** Input records follows **

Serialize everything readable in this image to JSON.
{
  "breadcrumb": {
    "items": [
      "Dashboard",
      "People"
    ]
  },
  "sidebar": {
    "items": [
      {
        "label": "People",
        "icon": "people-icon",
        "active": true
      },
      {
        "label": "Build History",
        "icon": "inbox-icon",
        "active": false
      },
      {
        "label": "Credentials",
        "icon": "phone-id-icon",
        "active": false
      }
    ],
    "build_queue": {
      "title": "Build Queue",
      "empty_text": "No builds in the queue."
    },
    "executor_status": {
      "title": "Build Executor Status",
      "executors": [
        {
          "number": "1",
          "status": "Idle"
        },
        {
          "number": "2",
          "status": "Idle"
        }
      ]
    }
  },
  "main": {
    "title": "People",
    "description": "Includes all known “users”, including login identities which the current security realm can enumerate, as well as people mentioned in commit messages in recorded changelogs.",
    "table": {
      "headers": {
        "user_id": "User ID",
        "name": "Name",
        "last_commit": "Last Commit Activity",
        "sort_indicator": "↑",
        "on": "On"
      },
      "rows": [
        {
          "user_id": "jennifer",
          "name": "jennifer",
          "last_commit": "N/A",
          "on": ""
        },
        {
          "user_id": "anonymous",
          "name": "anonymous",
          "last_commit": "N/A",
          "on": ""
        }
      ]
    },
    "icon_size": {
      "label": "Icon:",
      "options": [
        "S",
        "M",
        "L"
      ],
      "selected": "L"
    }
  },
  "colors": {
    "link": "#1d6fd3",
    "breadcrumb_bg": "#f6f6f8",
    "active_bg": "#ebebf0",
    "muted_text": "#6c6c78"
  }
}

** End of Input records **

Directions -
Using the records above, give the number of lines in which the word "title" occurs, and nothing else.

Answer to this problem -
3